» **STORED DATA**:
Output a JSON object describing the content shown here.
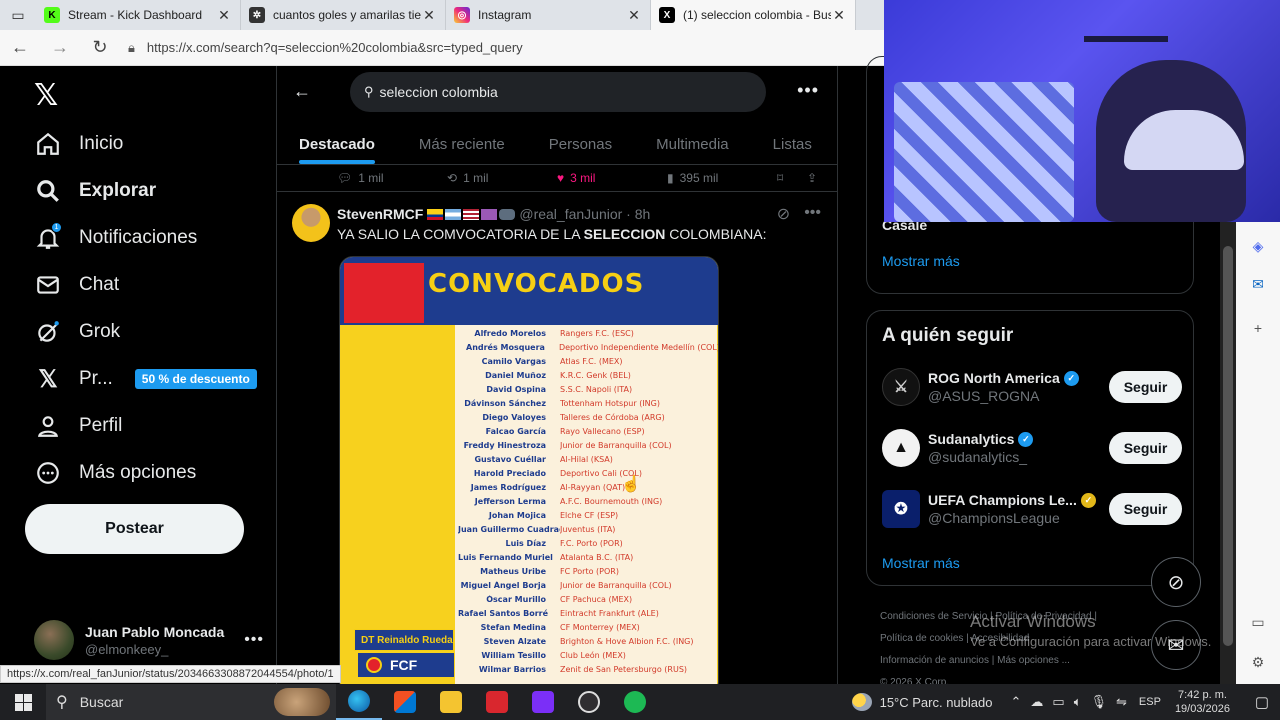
{
  "browser": {
    "tabs": [
      {
        "title": "Stream - Kick Dashboard",
        "icon": "kick-icon",
        "color": "#53fc18",
        "active": false
      },
      {
        "title": "cuantos goles y amarilas tien",
        "icon": "ai-icon",
        "color": "#333333",
        "active": false
      },
      {
        "title": "Instagram",
        "icon": "instagram-icon",
        "color": "#e1306c",
        "active": false
      },
      {
        "title": "(1) seleccion colombia - Busc",
        "icon": "x-icon",
        "color": "#000000",
        "active": true
      }
    ],
    "url": "https://x.com/search?q=seleccion%20colombia&src=typed_query",
    "status_url": "https://x.com/real_fanJunior/status/2034663308872044554/photo/1"
  },
  "leftnav": {
    "items": [
      {
        "label": "Inicio",
        "icon": "home-icon",
        "bold": false
      },
      {
        "label": "Explorar",
        "icon": "search-icon",
        "bold": true
      },
      {
        "label": "Notificaciones",
        "icon": "bell-icon",
        "bold": false,
        "badge": "1"
      },
      {
        "label": "Chat",
        "icon": "mail-icon",
        "bold": false
      },
      {
        "label": "Grok",
        "icon": "grok-icon",
        "bold": false
      },
      {
        "label": "Pr...",
        "icon": "x-premium-icon",
        "bold": false,
        "promo": "50 % de descuento"
      },
      {
        "label": "Perfil",
        "icon": "person-icon",
        "bold": false
      },
      {
        "label": "Más opciones",
        "icon": "more-circle-icon",
        "bold": false
      }
    ],
    "post_label": "Postear",
    "account": {
      "display_name": "Juan Pablo Moncada",
      "handle": "@elmonkeey_"
    }
  },
  "search": {
    "query": "seleccion colombia",
    "tabs": [
      "Destacado",
      "Más reciente",
      "Personas",
      "Multimedia",
      "Listas"
    ],
    "active_tab": 0
  },
  "prev_tweet_actions": {
    "replies": "1 mil",
    "reposts": "1 mil",
    "likes": "3 mil",
    "views": "395 mil"
  },
  "tweet": {
    "name": "StevenRMCF",
    "handle": "@real_fanJunior",
    "time": "8h",
    "text_pre": "YA SALIO LA COMVOCATORIA DE LA ",
    "text_bold": "SELECCION",
    "text_post": " COLOMBIANA:",
    "media": {
      "title": "CONVOCADOS",
      "coach": "DT Reinaldo Rueda",
      "federation": "FCF",
      "players": [
        [
          "Alfredo Morelos",
          "Rangers F.C. (ESC)"
        ],
        [
          "Andrés Mosquera",
          "Deportivo Independiente Medellín (COL)"
        ],
        [
          "Camilo Vargas",
          "Atlas F.C. (MEX)"
        ],
        [
          "Daniel Muñoz",
          "K.R.C. Genk (BEL)"
        ],
        [
          "David Ospina",
          "S.S.C. Napoli (ITA)"
        ],
        [
          "Dávinson Sánchez",
          "Tottenham Hotspur (ING)"
        ],
        [
          "Diego Valoyes",
          "Talleres de Córdoba (ARG)"
        ],
        [
          "Falcao García",
          "Rayo Vallecano (ESP)"
        ],
        [
          "Freddy Hinestroza",
          "Junior de Barranquilla (COL)"
        ],
        [
          "Gustavo Cuéllar",
          "Al-Hilal (KSA)"
        ],
        [
          "Harold Preciado",
          "Deportivo Cali (COL)"
        ],
        [
          "James Rodríguez",
          "Al-Rayyan (QAT)"
        ],
        [
          "Jefferson Lerma",
          "A.F.C. Bournemouth (ING)"
        ],
        [
          "Johan Mojica",
          "Elche CF (ESP)"
        ],
        [
          "Juan Guillermo Cuadrado",
          "Juventus (ITA)"
        ],
        [
          "Luis Díaz",
          "F.C. Porto (POR)"
        ],
        [
          "Luis Fernando Muriel",
          "Atalanta B.C. (ITA)"
        ],
        [
          "Matheus Uribe",
          "FC Porto (POR)"
        ],
        [
          "Miguel Ángel Borja",
          "Junior de Barranquilla (COL)"
        ],
        [
          "Óscar Murillo",
          "CF Pachuca (MEX)"
        ],
        [
          "Rafael Santos Borré",
          "Eintracht Frankfurt (ALE)"
        ],
        [
          "Stefan Medina",
          "CF Monterrey (MEX)"
        ],
        [
          "Steven Alzate",
          "Brighton & Hove Albion F.C. (ING)"
        ],
        [
          "William Tesillo",
          "Club León (MEX)"
        ],
        [
          "Wilmar Barrios",
          "Zenit de San Petersburgo (RUS)"
        ]
      ]
    }
  },
  "right": {
    "trend_tail": "Casale",
    "show_more": "Mostrar más",
    "who_to_follow_title": "A quién seguir",
    "follow_label": "Seguir",
    "suggestions": [
      {
        "name": "ROG North America",
        "handle": "@ASUS_ROGNA",
        "verified": "blue"
      },
      {
        "name": "Sudanalytics",
        "handle": "@sudanalytics_",
        "verified": "blue"
      },
      {
        "name": "UEFA Champions Le...",
        "handle": "@ChampionsLeague",
        "verified": "gold"
      }
    ],
    "show_more_2": "Mostrar más",
    "footer": [
      "Condiciones de Servicio",
      "Política de Privacidad",
      "Política de cookies",
      "Accesibilidad",
      "Información de anuncios",
      "Más opciones ...",
      "© 2026 X Corp."
    ]
  },
  "watermark": {
    "title": "Activar Windows",
    "subtitle": "Ve a Configuración para activar Windows."
  },
  "taskbar": {
    "search_placeholder": "Buscar",
    "weather": "15°C  Parc. nublado",
    "lang": "ESP",
    "time": "7:42 p. m.",
    "date": "19/03/2026"
  }
}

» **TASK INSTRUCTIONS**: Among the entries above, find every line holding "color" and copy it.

» **WRITTEN REPLY**:
        "color": "#53fc18",
        "color": "#333333",
        "color": "#e1306c",
        "color": "#000000",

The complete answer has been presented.